Records for the task START

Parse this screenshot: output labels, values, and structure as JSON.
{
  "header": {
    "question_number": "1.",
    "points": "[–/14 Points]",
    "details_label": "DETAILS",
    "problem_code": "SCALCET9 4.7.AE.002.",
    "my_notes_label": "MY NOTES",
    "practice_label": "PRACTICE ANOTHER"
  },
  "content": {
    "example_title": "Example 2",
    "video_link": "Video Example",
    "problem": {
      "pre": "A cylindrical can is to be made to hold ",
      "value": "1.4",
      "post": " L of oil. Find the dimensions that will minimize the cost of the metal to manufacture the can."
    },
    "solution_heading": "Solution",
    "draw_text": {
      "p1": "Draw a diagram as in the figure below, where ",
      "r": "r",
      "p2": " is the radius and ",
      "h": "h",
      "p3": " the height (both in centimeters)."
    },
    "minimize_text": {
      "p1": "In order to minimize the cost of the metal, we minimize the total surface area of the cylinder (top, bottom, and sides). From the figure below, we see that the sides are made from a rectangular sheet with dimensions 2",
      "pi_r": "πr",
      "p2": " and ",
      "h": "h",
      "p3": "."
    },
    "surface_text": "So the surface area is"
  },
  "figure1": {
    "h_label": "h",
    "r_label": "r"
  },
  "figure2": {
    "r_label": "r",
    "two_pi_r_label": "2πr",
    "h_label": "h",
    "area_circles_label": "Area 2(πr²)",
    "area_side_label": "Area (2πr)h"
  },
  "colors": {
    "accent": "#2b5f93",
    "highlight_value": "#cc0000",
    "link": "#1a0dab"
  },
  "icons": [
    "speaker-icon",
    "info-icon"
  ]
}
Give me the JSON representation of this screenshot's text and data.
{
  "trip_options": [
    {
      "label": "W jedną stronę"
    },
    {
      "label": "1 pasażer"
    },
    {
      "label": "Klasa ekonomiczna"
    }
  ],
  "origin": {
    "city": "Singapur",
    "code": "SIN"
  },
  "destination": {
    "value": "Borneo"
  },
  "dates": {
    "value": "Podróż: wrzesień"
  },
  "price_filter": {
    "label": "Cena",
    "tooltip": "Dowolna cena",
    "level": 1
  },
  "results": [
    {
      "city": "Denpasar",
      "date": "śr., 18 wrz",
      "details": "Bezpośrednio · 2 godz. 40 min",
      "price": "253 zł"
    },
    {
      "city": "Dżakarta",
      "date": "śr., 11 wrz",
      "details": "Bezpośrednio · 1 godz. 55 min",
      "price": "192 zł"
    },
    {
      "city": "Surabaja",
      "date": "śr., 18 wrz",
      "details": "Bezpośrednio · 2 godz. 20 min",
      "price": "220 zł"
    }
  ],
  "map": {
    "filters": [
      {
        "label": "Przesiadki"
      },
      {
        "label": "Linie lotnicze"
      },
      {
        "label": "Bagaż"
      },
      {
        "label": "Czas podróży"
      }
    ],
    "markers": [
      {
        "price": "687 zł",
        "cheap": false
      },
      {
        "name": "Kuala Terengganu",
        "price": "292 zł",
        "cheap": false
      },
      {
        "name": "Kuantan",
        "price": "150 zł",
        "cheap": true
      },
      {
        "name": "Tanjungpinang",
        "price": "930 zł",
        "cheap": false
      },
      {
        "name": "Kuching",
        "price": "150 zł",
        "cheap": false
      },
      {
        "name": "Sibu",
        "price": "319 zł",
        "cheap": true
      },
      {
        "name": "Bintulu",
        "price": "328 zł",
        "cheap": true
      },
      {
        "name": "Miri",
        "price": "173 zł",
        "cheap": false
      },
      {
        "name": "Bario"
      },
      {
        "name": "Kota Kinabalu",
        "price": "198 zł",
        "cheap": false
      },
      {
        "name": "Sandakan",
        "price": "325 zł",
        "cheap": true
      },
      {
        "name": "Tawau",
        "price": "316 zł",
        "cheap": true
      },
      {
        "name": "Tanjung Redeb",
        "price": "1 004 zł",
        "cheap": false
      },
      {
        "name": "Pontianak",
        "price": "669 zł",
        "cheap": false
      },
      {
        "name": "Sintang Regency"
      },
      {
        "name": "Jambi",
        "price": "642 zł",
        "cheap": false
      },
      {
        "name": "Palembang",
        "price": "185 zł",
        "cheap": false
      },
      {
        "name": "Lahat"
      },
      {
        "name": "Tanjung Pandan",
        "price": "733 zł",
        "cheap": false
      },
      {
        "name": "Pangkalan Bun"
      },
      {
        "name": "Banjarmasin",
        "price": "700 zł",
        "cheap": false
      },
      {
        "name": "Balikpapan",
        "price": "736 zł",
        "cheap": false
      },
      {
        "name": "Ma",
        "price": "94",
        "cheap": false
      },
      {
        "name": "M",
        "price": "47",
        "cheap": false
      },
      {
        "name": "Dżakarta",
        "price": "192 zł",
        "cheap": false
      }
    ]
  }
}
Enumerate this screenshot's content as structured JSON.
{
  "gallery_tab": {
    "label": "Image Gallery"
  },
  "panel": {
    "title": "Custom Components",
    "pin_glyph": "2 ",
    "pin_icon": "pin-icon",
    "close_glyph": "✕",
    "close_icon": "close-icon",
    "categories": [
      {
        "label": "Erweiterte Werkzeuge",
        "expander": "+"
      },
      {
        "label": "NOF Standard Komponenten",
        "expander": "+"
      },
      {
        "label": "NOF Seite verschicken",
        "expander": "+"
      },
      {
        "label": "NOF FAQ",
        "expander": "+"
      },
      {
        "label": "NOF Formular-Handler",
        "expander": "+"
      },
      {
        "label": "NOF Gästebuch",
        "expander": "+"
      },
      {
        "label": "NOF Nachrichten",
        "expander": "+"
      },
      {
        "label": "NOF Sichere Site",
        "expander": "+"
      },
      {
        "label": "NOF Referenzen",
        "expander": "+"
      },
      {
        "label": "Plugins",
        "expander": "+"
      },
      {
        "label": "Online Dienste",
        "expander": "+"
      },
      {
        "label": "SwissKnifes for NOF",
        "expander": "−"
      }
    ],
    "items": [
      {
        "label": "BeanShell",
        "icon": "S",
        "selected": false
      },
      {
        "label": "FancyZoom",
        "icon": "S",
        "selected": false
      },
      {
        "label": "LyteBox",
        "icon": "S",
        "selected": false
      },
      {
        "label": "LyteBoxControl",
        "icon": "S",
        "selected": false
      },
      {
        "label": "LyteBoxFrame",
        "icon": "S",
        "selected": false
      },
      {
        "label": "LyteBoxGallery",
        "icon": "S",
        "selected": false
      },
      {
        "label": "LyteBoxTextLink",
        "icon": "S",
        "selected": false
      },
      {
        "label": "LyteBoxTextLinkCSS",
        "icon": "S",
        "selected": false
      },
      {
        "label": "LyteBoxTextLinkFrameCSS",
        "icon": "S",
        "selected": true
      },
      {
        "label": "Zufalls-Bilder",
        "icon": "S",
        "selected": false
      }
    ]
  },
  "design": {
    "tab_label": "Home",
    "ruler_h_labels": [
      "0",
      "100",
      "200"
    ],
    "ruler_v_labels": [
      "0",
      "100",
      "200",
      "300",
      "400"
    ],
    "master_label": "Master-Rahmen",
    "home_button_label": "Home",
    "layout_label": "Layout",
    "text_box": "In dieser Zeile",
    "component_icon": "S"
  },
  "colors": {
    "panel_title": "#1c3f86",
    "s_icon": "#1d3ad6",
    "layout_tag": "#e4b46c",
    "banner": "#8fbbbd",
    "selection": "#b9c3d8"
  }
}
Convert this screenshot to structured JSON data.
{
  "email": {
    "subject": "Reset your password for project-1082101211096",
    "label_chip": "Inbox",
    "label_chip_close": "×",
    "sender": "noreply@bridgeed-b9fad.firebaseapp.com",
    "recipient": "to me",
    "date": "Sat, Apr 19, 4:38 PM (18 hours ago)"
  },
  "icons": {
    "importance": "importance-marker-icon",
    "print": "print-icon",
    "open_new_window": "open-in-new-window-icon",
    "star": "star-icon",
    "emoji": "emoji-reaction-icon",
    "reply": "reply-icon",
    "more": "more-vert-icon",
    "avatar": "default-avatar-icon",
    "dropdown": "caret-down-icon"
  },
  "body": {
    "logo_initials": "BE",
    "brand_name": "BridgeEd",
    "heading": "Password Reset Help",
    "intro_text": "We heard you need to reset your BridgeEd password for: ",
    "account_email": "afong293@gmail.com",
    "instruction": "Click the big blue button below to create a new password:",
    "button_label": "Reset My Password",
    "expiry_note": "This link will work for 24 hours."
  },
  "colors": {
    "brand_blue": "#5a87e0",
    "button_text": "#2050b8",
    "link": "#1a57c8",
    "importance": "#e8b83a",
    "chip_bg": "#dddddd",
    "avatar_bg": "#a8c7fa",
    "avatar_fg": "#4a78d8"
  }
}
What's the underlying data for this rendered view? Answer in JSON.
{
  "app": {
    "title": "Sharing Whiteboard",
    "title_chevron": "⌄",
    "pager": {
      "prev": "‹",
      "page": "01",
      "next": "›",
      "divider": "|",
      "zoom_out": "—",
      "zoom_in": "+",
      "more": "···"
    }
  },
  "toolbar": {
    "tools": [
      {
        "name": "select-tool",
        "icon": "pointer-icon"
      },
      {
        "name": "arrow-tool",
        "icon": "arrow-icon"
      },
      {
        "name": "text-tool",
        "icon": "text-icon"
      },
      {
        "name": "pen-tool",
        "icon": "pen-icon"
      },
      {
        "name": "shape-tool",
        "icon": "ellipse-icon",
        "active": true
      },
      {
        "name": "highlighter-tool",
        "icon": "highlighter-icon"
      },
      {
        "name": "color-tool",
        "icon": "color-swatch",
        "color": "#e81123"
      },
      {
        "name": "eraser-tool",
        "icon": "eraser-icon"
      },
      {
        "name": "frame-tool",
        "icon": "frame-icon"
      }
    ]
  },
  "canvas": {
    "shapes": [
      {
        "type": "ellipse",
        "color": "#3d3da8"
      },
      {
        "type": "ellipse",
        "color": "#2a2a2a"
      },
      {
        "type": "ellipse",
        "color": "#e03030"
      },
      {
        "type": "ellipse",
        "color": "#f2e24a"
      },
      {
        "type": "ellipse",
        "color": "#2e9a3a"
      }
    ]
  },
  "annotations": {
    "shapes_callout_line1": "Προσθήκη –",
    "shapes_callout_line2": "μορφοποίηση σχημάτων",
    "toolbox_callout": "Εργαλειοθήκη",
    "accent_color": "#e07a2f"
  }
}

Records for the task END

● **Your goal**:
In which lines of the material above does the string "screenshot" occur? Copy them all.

● **Output below**:
Parse this screenshot: output labels, values, and structure as JSON.
Give me the JSON representation of this screenshot's text and data.
Enumerate this screenshot's content as structured JSON.
Convert this screenshot to structured JSON data.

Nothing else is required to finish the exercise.